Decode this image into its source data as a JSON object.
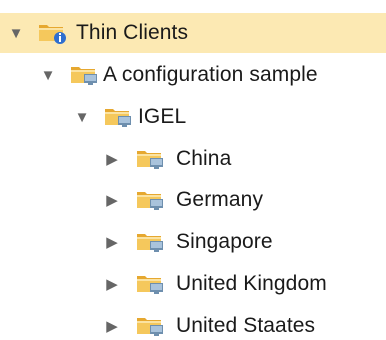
{
  "tree": {
    "root": {
      "label": "Thin Clients",
      "expanded_glyph": "▼",
      "icon": "folder-with-info-badge-icon"
    },
    "group": {
      "label": "A configuration sample",
      "expanded_glyph": "▼",
      "icon": "folder-with-monitor-icon"
    },
    "subgroup": {
      "label": "IGEL",
      "expanded_glyph": "▼",
      "icon": "folder-with-monitor-icon"
    },
    "leaves": [
      {
        "label": "China",
        "collapsed_glyph": "▶",
        "icon": "folder-with-monitor-icon"
      },
      {
        "label": "Germany",
        "collapsed_glyph": "▶",
        "icon": "folder-with-monitor-icon"
      },
      {
        "label": "Singapore",
        "collapsed_glyph": "▶",
        "icon": "folder-with-monitor-icon"
      },
      {
        "label": "United Kingdom",
        "collapsed_glyph": "▶",
        "icon": "folder-with-monitor-icon"
      },
      {
        "label": "United Staates",
        "collapsed_glyph": "▶",
        "icon": "folder-with-monitor-icon"
      }
    ]
  },
  "colors": {
    "selected_row_bg": "#fce9b3",
    "folder_body": "#f5c85c",
    "folder_tab": "#e6a830",
    "monitor": "#6e8fae",
    "info_badge": "#2f6fcf",
    "text": "#1a1a1a",
    "arrow": "#666666"
  }
}
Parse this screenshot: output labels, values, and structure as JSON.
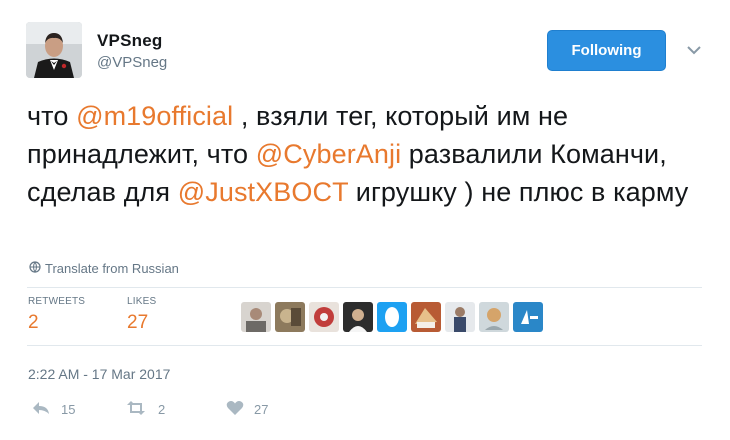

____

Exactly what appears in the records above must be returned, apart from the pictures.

Decode this image into its source data as a JSON object.
{
  "tree": {
    "root": {
      "label": "Thin Clients",
      "expanded_glyph": "▼",
      "icon": "folder-with-info-badge-icon"
    },
    "group": {
      "label": "A configuration sample",
      "expanded_glyph": "▼",
      "icon": "folder-with-monitor-icon"
    },
    "subgroup": {
      "label": "IGEL",
      "expanded_glyph": "▼",
      "icon": "folder-with-monitor-icon"
    },
    "leaves": [
      {
        "label": "China",
        "collapsed_glyph": "▶",
        "icon": "folder-with-monitor-icon"
      },
      {
        "label": "Germany",
        "collapsed_glyph": "▶",
        "icon": "folder-with-monitor-icon"
      },
      {
        "label": "Singapore",
        "collapsed_glyph": "▶",
        "icon": "folder-with-monitor-icon"
      },
      {
        "label": "United Kingdom",
        "collapsed_glyph": "▶",
        "icon": "folder-with-monitor-icon"
      },
      {
        "label": "United Staates",
        "collapsed_glyph": "▶",
        "icon": "folder-with-monitor-icon"
      }
    ]
  },
  "colors": {
    "selected_row_bg": "#fce9b3",
    "folder_body": "#f5c85c",
    "folder_tab": "#e6a830",
    "monitor": "#6e8fae",
    "info_badge": "#2f6fcf",
    "text": "#1a1a1a",
    "arrow": "#666666"
  }
}
Parse this screenshot: output labels, values, and structure as JSON.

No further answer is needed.